- Your instructions: Print every line of the listing exactly, please.

- Source information:
===
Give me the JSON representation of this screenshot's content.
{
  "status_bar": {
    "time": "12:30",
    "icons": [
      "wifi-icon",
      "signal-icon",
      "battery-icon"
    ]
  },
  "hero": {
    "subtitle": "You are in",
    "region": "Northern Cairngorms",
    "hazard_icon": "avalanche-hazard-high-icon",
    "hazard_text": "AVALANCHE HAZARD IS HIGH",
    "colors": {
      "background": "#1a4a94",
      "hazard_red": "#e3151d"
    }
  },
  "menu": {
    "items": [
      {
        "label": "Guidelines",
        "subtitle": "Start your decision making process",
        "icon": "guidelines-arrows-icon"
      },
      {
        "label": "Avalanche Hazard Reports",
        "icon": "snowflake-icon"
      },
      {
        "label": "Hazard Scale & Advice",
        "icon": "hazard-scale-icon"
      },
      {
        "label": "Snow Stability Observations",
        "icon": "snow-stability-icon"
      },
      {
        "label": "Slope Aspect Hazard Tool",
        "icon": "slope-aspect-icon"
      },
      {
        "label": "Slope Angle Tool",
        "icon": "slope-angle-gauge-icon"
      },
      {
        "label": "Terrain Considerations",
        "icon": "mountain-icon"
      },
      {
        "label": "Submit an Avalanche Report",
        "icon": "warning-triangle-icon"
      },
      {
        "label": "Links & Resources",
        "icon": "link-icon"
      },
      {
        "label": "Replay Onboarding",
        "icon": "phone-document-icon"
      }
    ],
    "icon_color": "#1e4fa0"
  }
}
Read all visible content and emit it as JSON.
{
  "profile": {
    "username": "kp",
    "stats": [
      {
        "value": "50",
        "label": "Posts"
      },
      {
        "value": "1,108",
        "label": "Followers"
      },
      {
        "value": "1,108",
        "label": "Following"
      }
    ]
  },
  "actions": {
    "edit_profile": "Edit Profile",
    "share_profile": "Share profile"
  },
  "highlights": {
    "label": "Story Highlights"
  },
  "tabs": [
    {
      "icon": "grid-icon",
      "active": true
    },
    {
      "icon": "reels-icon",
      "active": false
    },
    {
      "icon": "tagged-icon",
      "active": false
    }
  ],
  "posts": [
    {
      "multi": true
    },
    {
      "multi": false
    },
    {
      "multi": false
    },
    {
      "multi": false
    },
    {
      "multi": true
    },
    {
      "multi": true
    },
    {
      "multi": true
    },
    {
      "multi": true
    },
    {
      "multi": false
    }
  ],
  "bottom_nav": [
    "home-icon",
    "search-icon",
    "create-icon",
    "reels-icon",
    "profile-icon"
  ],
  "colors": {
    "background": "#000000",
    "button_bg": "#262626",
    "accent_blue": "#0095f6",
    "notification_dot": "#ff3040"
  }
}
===
- Answer area:
Give me the JSON representation of this screenshot's content.
{
  "status_bar": {
    "time": "12:30",
    "icons": [
      "wifi-icon",
      "signal-icon",
      "battery-icon"
    ]
  },
  "hero": {
    "subtitle": "You are in",
    "region": "Northern Cairngorms",
    "hazard_icon": "avalanche-hazard-high-icon",
    "hazard_text": "AVALANCHE HAZARD IS HIGH",
    "colors": {
      "background": "#1a4a94",
      "hazard_red": "#e3151d"
    }
  },
  "menu": {
    "items": [
      {
        "label": "Guidelines",
        "subtitle": "Start your decision making process",
        "icon": "guidelines-arrows-icon"
      },
      {
        "label": "Avalanche Hazard Reports",
        "icon": "snowflake-icon"
      },
      {
        "label": "Hazard Scale & Advice",
        "icon": "hazard-scale-icon"
      },
      {
        "label": "Snow Stability Observations",
        "icon": "snow-stability-icon"
      },
      {
        "label": "Slope Aspect Hazard Tool",
        "icon": "slope-aspect-icon"
      },
      {
        "label": "Slope Angle Tool",
        "icon": "slope-angle-gauge-icon"
      },
      {
        "label": "Terrain Considerations",
        "icon": "mountain-icon"
      },
      {
        "label": "Submit an Avalanche Report",
        "icon": "warning-triangle-icon"
      },
      {
        "label": "Links & Resources",
        "icon": "link-icon"
      },
      {
        "label": "Replay Onboarding",
        "icon": "phone-document-icon"
      }
    ],
    "icon_color": "#1e4fa0"
  }
}
Read all visible content and emit it as JSON.
{
  "profile": {
    "username": "kp",
    "stats": [
      {
        "value": "50",
        "label": "Posts"
      },
      {
        "value": "1,108",
        "label": "Followers"
      },
      {
        "value": "1,108",
        "label": "Following"
      }
    ]
  },
  "actions": {
    "edit_profile": "Edit Profile",
    "share_profile": "Share profile"
  },
  "highlights": {
    "label": "Story Highlights"
  },
  "tabs": [
    {
      "icon": "grid-icon",
      "active": true
    },
    {
      "icon": "reels-icon",
      "active": false
    },
    {
      "icon": "tagged-icon",
      "active": false
    }
  ],
  "posts": [
    {
      "multi": true
    },
    {
      "multi": false
    },
    {
      "multi": false
    },
    {
      "multi": false
    },
    {
      "multi": true
    },
    {
      "multi": true
    },
    {
      "multi": true
    },
    {
      "multi": true
    },
    {
      "multi": false
    }
  ],
  "bottom_nav": [
    "home-icon",
    "search-icon",
    "create-icon",
    "reels-icon",
    "profile-icon"
  ],
  "colors": {
    "background": "#000000",
    "button_bg": "#262626",
    "accent_blue": "#0095f6",
    "notification_dot": "#ff3040"
  }
}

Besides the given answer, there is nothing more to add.